In Japan, there was a time called Edo, which lasted 260 years from the 1600s to the 1800s.

People of different classes, such as samurai, peasants, craftsmen, and tradesmen, created their own culture during this time.
In particular, people of Japan’s capital city at the time, Edo (today’s Tokyo), enjoyed the four seasons and the company of other people, giving life to a culture brimming with vitality.

This saw the emergence of words like iki.
Iki was used to describe things like a gentleman’s mindset such as when men amuse themselves, the allure of a mature lady, or simple attire that enshrouded glamour beneath. The spirit of iki is still revered amongst the intellectual fashionistas in Japan.

Iki represents an urban "dandyism" of the Edo era. That can be iki by doing a small thing to give attention to something that would usually not be noticed. For example, let's say that we displayed a single flower in a small vase when your guests come to your home. It is a small display, but it gives people coming into the room a sense of comfort and a feeling of season. That would be an example of an iki arrangement. Iki can also be expressed in the thoughtfulness of one person towards another.

This series was created by master incense artisans from modern Tokyo, using fragrance to represent a range of Edo-inspired scenes.
As you light the incense, an enticing wisp of smoke beckons you to Edo’s urbane world of iki.
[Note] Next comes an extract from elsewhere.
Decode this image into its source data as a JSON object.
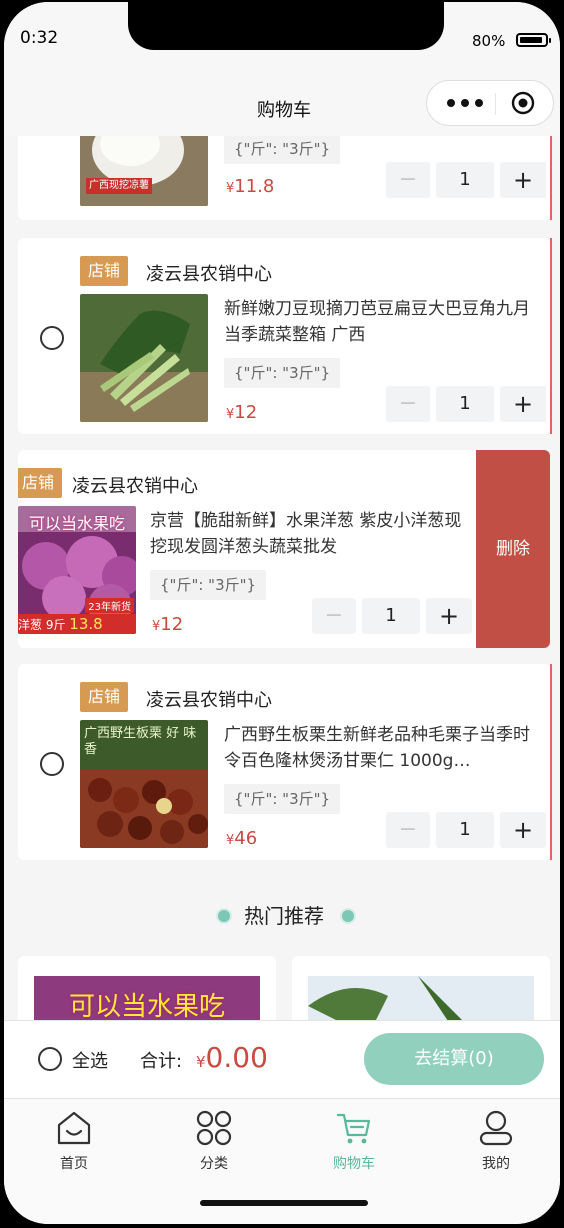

The aroma will send you back in time to Japan’s good old Edo period.

OEDO-KOH tells six different stories of people from this era.
The drifting scent may awaken memories that lie deep within you.

60 -12 minute sticks per box. Each box comes with a metal burner.

About The Brand:

Nippon Kodo's devotion to making fine incense follows a long and honored tradition that started more than 400 years ago and can be traced back to Jyuemon Takai, better known as Koju, a skilled artisan in the art and the principal provider of precious rare and exquisite aromas to the Emperor of Japan and his Court.

Many of those pleasing and enduring high-quality incense fragrances, which the company continues to produce to this day, are based on the original formulas created by Koju and later by Yujiro Kito, who was hailed as the genius of fragrance during the Meiji restoration period in the 19th century - around the time that Japan opened its doors to the world and began to modernize itself.

Brought to Japan in the eighth century by Buddhist monks, who used the mystical aromas in their religious ceremonies, "Koh," as incense is called in Japanese, passed into the realm of the aristocracy centuries later as a source of amusement and enlightenment as they "listened to the fragrance" in their parlor games.

It wasn't until the 14th century in the Japan's Muromachi Era that incense reached the height of its popularity with the upper and middle classes of Japanese society, who used it as a mark of distinction and sophistication and to dispel unpleasant odors. It was around this time that samurai warriors began perfuming their helmets and armor with incense before going into battle as they prepared to meet their fate.

Now, incense promises to become even more acceptable and desirable as a new dimension in gracious living that opens up a whole new world of spiritual awareness and understanding.